I went on to the peña and still no one there.  So, I called.  No answer.  And so I headed back to Barrio Santiago to try Patricia Ibañez's studio once again.  From one flamenco neighborhood to the next.  On the way there I got a call back from Chiqui; there was indeed a class tonight I could go to.

I arrived at Patricia's studio, and nobody was there however this time I did get a response to my phone call.  Patricia sounded nice and gave me the class options.  I felt a bit better, and home I went.

And here I am, back in the the apartment.  I want to move, to dance, but I'm so scared to do it here in Spain, in a class full of people, in front of a teacher from here who knows so much and dances so well and is flamenco in and out.  Feeling like I should know so much more at this point.  Argh!  How do I still feel this way?  Don't I know more now?  Shouldn't I be in a different place?  I guess I am, but why is it not enough?

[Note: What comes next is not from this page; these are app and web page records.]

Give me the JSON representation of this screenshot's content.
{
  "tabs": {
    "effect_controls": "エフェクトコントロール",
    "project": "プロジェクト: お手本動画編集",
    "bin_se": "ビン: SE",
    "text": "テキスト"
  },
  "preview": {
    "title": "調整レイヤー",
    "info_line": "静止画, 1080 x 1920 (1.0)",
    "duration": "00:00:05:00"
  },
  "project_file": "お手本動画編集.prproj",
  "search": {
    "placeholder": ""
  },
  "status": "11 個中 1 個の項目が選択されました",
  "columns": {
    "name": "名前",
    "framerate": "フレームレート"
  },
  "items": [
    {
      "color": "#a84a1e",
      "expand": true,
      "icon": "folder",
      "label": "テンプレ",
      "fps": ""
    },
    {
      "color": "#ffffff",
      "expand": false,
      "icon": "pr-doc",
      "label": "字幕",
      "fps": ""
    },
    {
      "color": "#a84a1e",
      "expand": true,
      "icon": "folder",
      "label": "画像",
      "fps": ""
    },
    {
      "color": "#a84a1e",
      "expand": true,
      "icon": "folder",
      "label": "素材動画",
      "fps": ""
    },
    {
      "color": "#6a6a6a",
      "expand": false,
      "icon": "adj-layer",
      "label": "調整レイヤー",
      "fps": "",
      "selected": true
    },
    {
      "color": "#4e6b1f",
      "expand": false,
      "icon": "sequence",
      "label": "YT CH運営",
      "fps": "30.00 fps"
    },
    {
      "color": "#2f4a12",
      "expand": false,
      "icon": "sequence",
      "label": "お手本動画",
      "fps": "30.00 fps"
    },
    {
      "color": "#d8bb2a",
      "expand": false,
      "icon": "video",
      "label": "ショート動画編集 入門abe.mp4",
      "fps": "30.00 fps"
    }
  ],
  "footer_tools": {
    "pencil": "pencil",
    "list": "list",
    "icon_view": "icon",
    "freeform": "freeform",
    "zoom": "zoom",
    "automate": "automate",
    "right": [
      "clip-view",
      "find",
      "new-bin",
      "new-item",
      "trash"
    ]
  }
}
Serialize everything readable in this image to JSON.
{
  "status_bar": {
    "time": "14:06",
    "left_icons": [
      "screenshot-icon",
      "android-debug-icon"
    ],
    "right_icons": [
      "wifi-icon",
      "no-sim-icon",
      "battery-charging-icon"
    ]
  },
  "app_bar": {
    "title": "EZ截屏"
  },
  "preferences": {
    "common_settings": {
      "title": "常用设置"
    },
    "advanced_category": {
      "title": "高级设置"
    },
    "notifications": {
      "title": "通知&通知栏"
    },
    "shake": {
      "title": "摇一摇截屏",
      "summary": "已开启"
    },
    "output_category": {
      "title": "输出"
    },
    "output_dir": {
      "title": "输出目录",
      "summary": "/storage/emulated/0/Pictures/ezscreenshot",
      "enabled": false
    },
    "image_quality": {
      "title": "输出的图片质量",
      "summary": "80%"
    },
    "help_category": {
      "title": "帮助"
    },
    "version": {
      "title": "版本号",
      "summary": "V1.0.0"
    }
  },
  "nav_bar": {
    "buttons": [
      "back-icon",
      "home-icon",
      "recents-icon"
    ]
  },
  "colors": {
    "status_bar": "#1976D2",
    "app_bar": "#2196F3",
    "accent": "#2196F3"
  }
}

Flamenco is good for me.  It forces me to take risks and face my fears.  It seems slowly to be helping me to overcome them.  More experiences in Jerez to come and more on the issues and feelings this crazy art form brings up for me and about the lessons it teaches me.

In the meantime, what about you?  Your fears?  Any that prevent you from doing the things you want to do?  How do you deal with them?  How do you approach going a new class?  Or even new experiences in general?  Leave a comment here.